Outside the main building at Glenstone, the private museum with sprawling grounds in Potomac, Md., visitors encounter two monumental works by Richard Serra. Slashing across the grass and hillocks is one of the American sculptor’s classic oxidized steel-plate works, “Contour 290,” and on a plaza near the entrance to the original museum gallery is “Sylvester,” one of his torqued ellipses — curved steel plates that create a spiral maze of canted walls. Then, inside the galleries, there are two of his important early pieces from the 1960s.
Now the museum is adding another major work by the 82-year-old artist.
“We are long on Richard Serra’s work, there is no question about it,” says Emily Wei Rales, Glenstone’s director. “But a lot of people would agree that he is the greatest living sculptor, and we believe very deeply in his work and are very committed to it.”
Glenstone announced Monday the acquisition of a “large-scale work by Richard Serra.” The name or other details of the sculpture haven’t been revealed, beyond that it’s recent. But work has already begun on a 4,000-square foot concrete structure to house the new sculpture. Construction started in April, and the museum hopes to unveil the Serra in its specially designed, free-standing gallery in the spring or summer of 2022.
The addition of a substantial structure comes less than three years after the museum opened its Pavilions building in 2018, a cluster of interconnected gallery spaces designed by architect Tom Phifer of Thomas Phifer and Partners. That 204,000-square-foot space underscored Glenstone’s ambition in a world already crowded with contemporary art museums, many of them trophy projects of mega-rich collectors. The Pavilions enabled Glenstone to keep much of its significant permanent collection on display, as well as provide office space for its staff. The new building joined the 2006 Gallery building, which now hosts temporary exhibitions.
Phifer has been working closely with Serra to design the new structure.
“From the very beginning, he has wanted this to exist in a room,” the architect says. “So, we worked extremely closely to seek the proper proportions of that room, the proper amount of daylight, the proper experience moving in and out of it.”
The gallery will be made of concrete and set in the forest along what is called the Woodland Trail near the museum’s eastern perimeter. It will have skylights and vents left open to the air, and the entrance will be through a single door, left open during visiting hours. Renderings suggest a minimalist, boxlike form, approached via a winding path surrounded by grass, bushes and trees. Rales declined to disclose the costs of the building or the sculpture.
Phifer says he wanted to emphasize the experience of traveling to the building through nature. “The world begins to drop away, there is a rhythm with your arms and legs, you’re in nature and it is an experience of movement,” he says.
Serra’s work fuses an almost Platonic sense of perfect forms — planes, ribbons, cylinders, boxes — with the heavy, industrial chic of steel. His sculpture includes two essential types: those made from steel plates that form expressive lines and curves in open spaces, and those made of forged steel that create discrete objects that take on meaning by their relation to each other or enclosure within interior space.

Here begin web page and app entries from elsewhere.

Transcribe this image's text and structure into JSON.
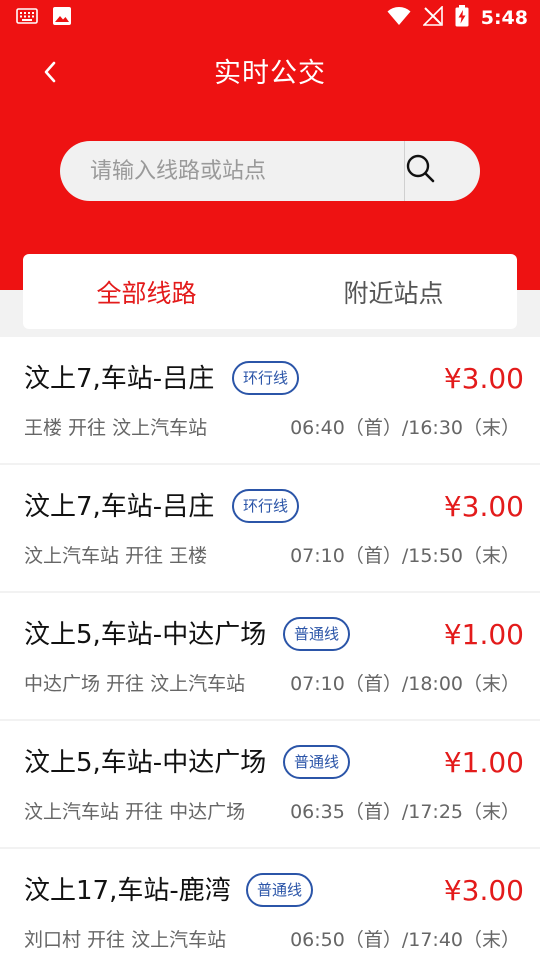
{
  "status": {
    "time": "5:48"
  },
  "header": {
    "title": "实时公交"
  },
  "search": {
    "placeholder": "请输入线路或站点",
    "value": ""
  },
  "tabs": [
    {
      "label": "全部线路",
      "active": true
    },
    {
      "label": "附近站点",
      "active": false
    }
  ],
  "routes": [
    {
      "name": "汶上7,车站-吕庄",
      "type": "环行线",
      "price": "¥3.00",
      "direction": "王楼 开往 汶上汽车站",
      "times": "06:40（首）/16:30（末）"
    },
    {
      "name": "汶上7,车站-吕庄",
      "type": "环行线",
      "price": "¥3.00",
      "direction": "汶上汽车站 开往 王楼",
      "times": "07:10（首）/15:50（末）"
    },
    {
      "name": "汶上5,车站-中达广场",
      "type": "普通线",
      "price": "¥1.00",
      "direction": "中达广场 开往 汶上汽车站",
      "times": "07:10（首）/18:00（末）"
    },
    {
      "name": "汶上5,车站-中达广场",
      "type": "普通线",
      "price": "¥1.00",
      "direction": "汶上汽车站 开往 中达广场",
      "times": "06:35（首）/17:25（末）"
    },
    {
      "name": "汶上17,车站-鹿湾",
      "type": "普通线",
      "price": "¥3.00",
      "direction": "刘口村 开往 汶上汽车站",
      "times": "06:50（首）/17:40（末）"
    }
  ],
  "colors": {
    "brand_red": "#ee1212",
    "price_red": "#e31b1b",
    "badge_blue": "#2b55a8"
  }
}
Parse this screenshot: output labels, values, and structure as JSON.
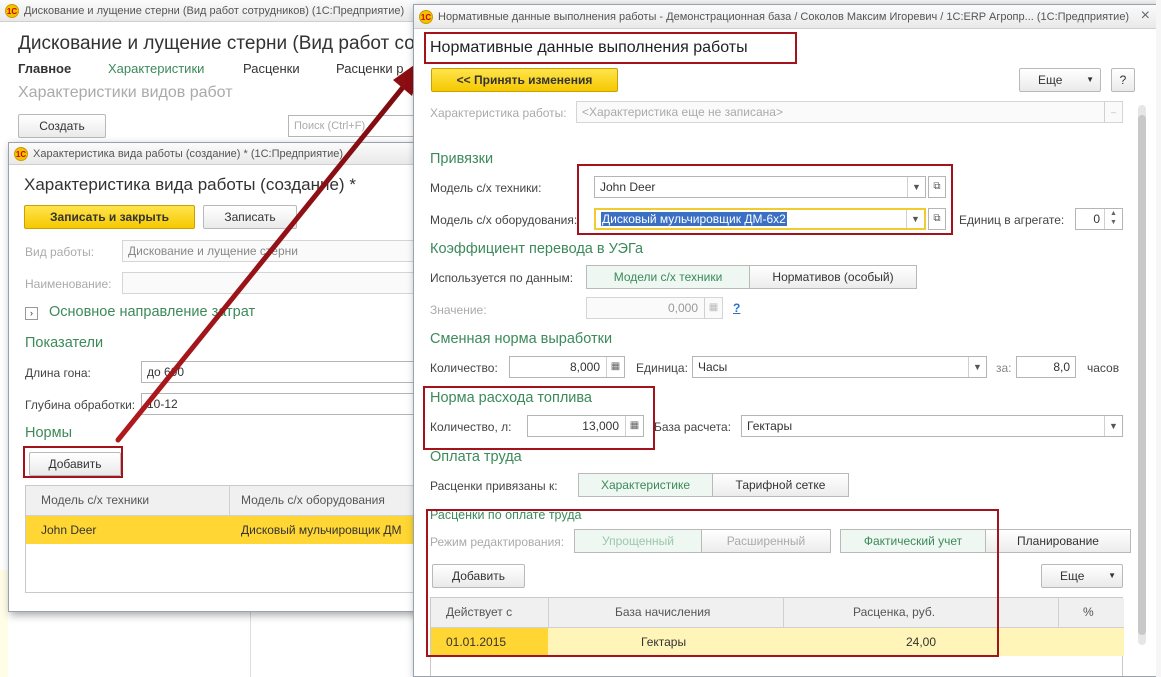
{
  "main_window": {
    "title": "Дискование и лущение стерни (Вид работ сотрудников)  (1С:Предприятие)",
    "heading": "Дискование и лущение стерни (Вид работ сотр",
    "nav": [
      "Главное",
      "Характеристики",
      "Расценки",
      "Расценки р"
    ],
    "subheading": "Характеристики видов работ",
    "create_button": "Создать",
    "search_placeholder": "Поиск (Ctrl+F)"
  },
  "char_window": {
    "title": "Характеристика вида работы (создание) *  (1С:Предприятие)",
    "heading": "Характеристика вида работы (создание) *",
    "save_close": "Записать и закрыть",
    "save": "Записать",
    "work_type_label": "Вид работы:",
    "work_type_value": "Дискование и лущение стерни",
    "name_label": "Наименование:",
    "cost_direction": "Основное направление затрат",
    "indicators_title": "Показатели",
    "length_label": "Длина гона:",
    "length_value": "до 600",
    "depth_label": "Глубина обработки:",
    "depth_value": "10-12",
    "norms_title": "Нормы",
    "add_button": "Добавить",
    "table": {
      "headers": [
        "Модель с/х техники",
        "Модель с/х оборудования"
      ],
      "row": [
        "John Deer",
        "Дисковый мульчировщик ДМ"
      ]
    }
  },
  "norm_window": {
    "title": "Нормативные данные выполнения работы - Демонстрационная база / Соколов Максим Игоревич / 1С:ERP Агропр...  (1С:Предприятие)",
    "heading": "Нормативные данные выполнения работы",
    "accept_button": "<< Принять изменения",
    "more_button": "Еще",
    "help_button": "?",
    "char_label": "Характеристика работы:",
    "char_placeholder": "<Характеристика еще не записана>",
    "links_title": "Привязки",
    "tech_label": "Модель с/х техники:",
    "tech_value": "John Deer",
    "equip_label": "Модель с/х оборудования:",
    "equip_value": "Дисковый мульчировщик ДМ-6х2",
    "units_label": "Единиц в агрегате:",
    "units_value": "0",
    "coef_title": "Коэффициент перевода в УЭГа",
    "used_by_label": "Используется по данным:",
    "used_by_options": [
      "Модели с/х техники",
      "Нормативов (особый)"
    ],
    "value_label": "Значение:",
    "value_value": "0,000",
    "value_help": "?",
    "shift_title": "Сменная норма выработки",
    "qty_label": "Количество:",
    "qty_value": "8,000",
    "unit_label": "Единица:",
    "unit_value": "Часы",
    "per_label": "за:",
    "per_value": "8,0",
    "hours_label": "часов",
    "fuel_title": "Норма расхода топлива",
    "fuel_qty_label": "Количество, л:",
    "fuel_qty_value": "13,000",
    "base_label": "База расчета:",
    "base_value": "Гектары",
    "pay_title": "Оплата труда",
    "rates_bound_label": "Расценки привязаны к:",
    "rates_bound_options": [
      "Характеристике",
      "Тарифной сетке"
    ],
    "rates_title": "Расценки по оплате труда",
    "edit_mode_label": "Режим редактирования:",
    "edit_mode_options": [
      "Упрощенный",
      "Расширенный"
    ],
    "accounting_options": [
      "Фактический учет",
      "Планирование"
    ],
    "add_button": "Добавить",
    "more2_button": "Еще",
    "table": {
      "headers": [
        "Действует с",
        "База начисления",
        "Расценка, руб.",
        "%"
      ],
      "row": [
        "01.01.2015",
        "Гектары",
        "24,00",
        ""
      ]
    }
  },
  "accent_colors": {
    "section": "#3c8a5a",
    "highlight_box": "#a4131b",
    "yellow_button": "#f5c800"
  }
}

The new work is being shipped from New Jersey on four flatbed tractor-trailers and will arrive at Glenstone this week. Construction will pause on the building while the work is installed, and then the pavilion will be finished around it.
“[It] is so different from the two other works that are already on-site that we felt compelled to present it,” Rales says. “It is a totally different expression of his principles and values and the things that have preoccupied him during his career.”

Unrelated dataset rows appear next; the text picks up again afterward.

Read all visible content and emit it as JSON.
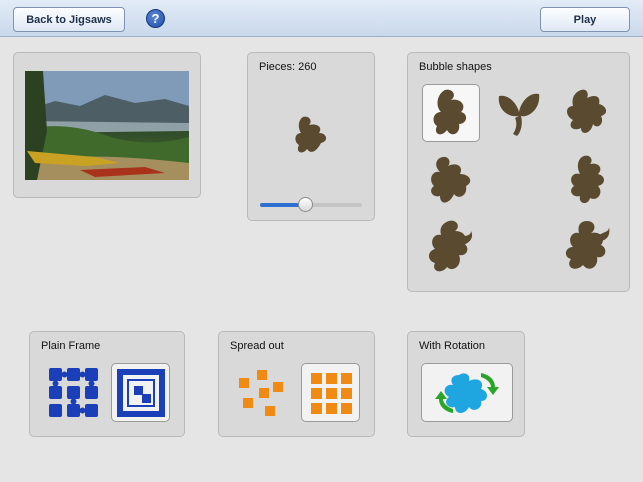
{
  "toolbar": {
    "back_label": "Back to Jigsaws",
    "help_glyph": "?",
    "play_label": "Play"
  },
  "pieces": {
    "label": "Pieces: 260",
    "slider_fraction": 0.45
  },
  "bubble": {
    "title": "Bubble shapes",
    "selected_index": 0
  },
  "frame": {
    "title": "Plain Frame"
  },
  "spread": {
    "title": "Spread out"
  },
  "rotation": {
    "title": "With Rotation"
  },
  "colors": {
    "accent": "#2e6fd1",
    "frame_blue": "#1a3fb8",
    "spread_orange": "#f08a12",
    "rot_green": "#2aa52a",
    "rot_cyan": "#1fa6e0"
  }
}
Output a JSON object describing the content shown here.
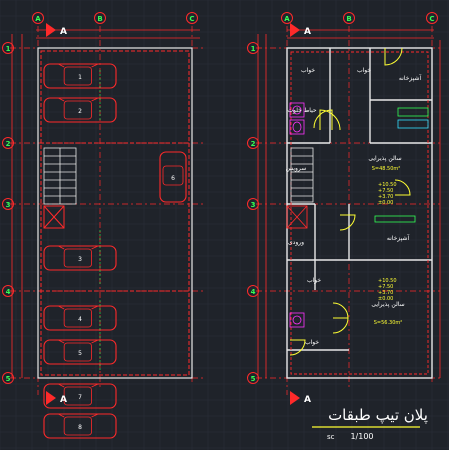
{
  "drawing": {
    "colors": {
      "background": "#1f232a",
      "grid": "#2b313a",
      "wall": "#e8e8e8",
      "red": "#ff2a2a",
      "green": "#33ff55",
      "yellow": "#ffff33",
      "cyan": "#33e0ff",
      "magenta": "#ff33ff"
    },
    "left_plan": {
      "grid_columns": [
        "A",
        "B",
        "C"
      ],
      "grid_rows": [
        "1",
        "2",
        "3",
        "4",
        "5"
      ],
      "car_labels": [
        "1",
        "2",
        "3",
        "4",
        "5",
        "6",
        "7",
        "8",
        "9"
      ]
    },
    "right_plan": {
      "grid_columns": [
        "A",
        "B",
        "C"
      ],
      "grid_rows": [
        "1",
        "2",
        "3",
        "4",
        "5"
      ],
      "room_labels": [
        "خواب",
        "خواب",
        "آشپزخانه",
        "حیاط خلوت",
        "سالن پذیرایی",
        "آشپزخانه",
        "ورودی",
        "سالن پذیرایی",
        "خواب",
        "خواب",
        "سرویس"
      ],
      "hall_areas": [
        "S=48.50m²",
        "S=56.30m²"
      ],
      "elevations": [
        "+10.50",
        "+7.50",
        "+3.70",
        "±0.00"
      ]
    },
    "section_marks": [
      "A",
      "A",
      "A",
      "A"
    ],
    "title_block": {
      "title": "پلان تیپ طبقات",
      "scale_label": "sc",
      "scale": "1/100"
    }
  }
}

The Serra pavilion adds to the burgeoning collection of structures on the nearly 300-acre Glenstone campus, including the original Gallery, the Phifer-designed Pavilions building, an arrival hall and cafe, and three enigmatic cabinlike structures designed by artist Andy Goldsworthy.
Is there a point when the campus will be full?
“That’s the million-dollar question,” Rales says. “We keep saying, ‘We’re done, and you can’t destroy the serenity of the landscape and you can’t clutter things up.’ ”
But the Serra was a must-have for Rales and her husband, Mitch Rales, who with his brother Steven controls Danaher Corp., a conglomerate with holdings in science, technology, medicine and industry. Bloomberg has reported that the Glenstone Foundation’s most recent taxing filing showed it had a net asset value of $1.8 billion, which was before the Rales brothers announced in June a $3.3 billion transfer of Danaher shares to their individual foundations. The Metropolitan Museum of Art, the largest art museum in the United States, reported net assets of $4.5 billion in 2020.
“We’re very fortunate that we are well resourced to take this on,” Emily Rales says of the Serra acquisition. “We had to pump the brakes when the pandemic hit, all projects were on hold.” Her goal, she says, was to prioritize staff employment.
The pandemic hit many museums hard, especially those reliant on ticket sales or revenue from visitors. But cultural institutions with large endowments have benefited from the booming stock market. Some large institutions face a mixed picture: decline in revenue from visitors with large increases in their endowment values. Glenstone is free to the public and limits visitor numbers to maintain a contemplative environment for art.